Exercise:
From the records below, copy each line in which the string "this" occurs.
── Records
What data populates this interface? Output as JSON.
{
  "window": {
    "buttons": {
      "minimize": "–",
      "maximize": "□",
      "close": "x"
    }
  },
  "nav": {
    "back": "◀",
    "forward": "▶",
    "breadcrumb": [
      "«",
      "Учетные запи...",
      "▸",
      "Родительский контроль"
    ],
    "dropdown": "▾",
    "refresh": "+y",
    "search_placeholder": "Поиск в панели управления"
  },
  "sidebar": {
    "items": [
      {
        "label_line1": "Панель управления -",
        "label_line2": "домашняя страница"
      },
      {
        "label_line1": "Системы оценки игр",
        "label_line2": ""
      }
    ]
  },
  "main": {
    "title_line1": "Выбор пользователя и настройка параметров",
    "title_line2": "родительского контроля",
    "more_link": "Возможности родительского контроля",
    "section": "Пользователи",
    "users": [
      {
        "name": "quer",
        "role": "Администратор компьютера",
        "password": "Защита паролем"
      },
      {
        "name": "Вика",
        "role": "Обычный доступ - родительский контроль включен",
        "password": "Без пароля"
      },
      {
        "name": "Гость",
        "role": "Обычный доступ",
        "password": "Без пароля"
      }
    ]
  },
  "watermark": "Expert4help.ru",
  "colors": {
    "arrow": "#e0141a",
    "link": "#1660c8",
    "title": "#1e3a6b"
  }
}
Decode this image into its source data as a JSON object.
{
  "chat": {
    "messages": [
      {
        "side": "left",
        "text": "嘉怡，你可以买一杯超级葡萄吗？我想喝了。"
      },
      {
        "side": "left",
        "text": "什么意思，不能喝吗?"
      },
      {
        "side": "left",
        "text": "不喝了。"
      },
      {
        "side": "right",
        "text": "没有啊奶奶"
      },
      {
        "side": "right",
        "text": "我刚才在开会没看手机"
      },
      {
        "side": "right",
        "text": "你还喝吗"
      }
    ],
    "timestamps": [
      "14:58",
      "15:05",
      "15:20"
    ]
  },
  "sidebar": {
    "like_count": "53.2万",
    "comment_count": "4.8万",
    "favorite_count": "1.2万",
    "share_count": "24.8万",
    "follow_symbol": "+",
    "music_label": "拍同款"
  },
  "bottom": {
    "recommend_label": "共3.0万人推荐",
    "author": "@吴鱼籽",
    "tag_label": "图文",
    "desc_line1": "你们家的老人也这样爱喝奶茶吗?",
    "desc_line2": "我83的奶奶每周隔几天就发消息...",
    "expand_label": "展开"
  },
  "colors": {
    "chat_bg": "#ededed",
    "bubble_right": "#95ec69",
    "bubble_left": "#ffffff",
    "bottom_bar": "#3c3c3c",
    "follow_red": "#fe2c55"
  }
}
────
Problem solution:
What data populates this interface? Output as JSON.
Decode this image into its source data as a JSON object.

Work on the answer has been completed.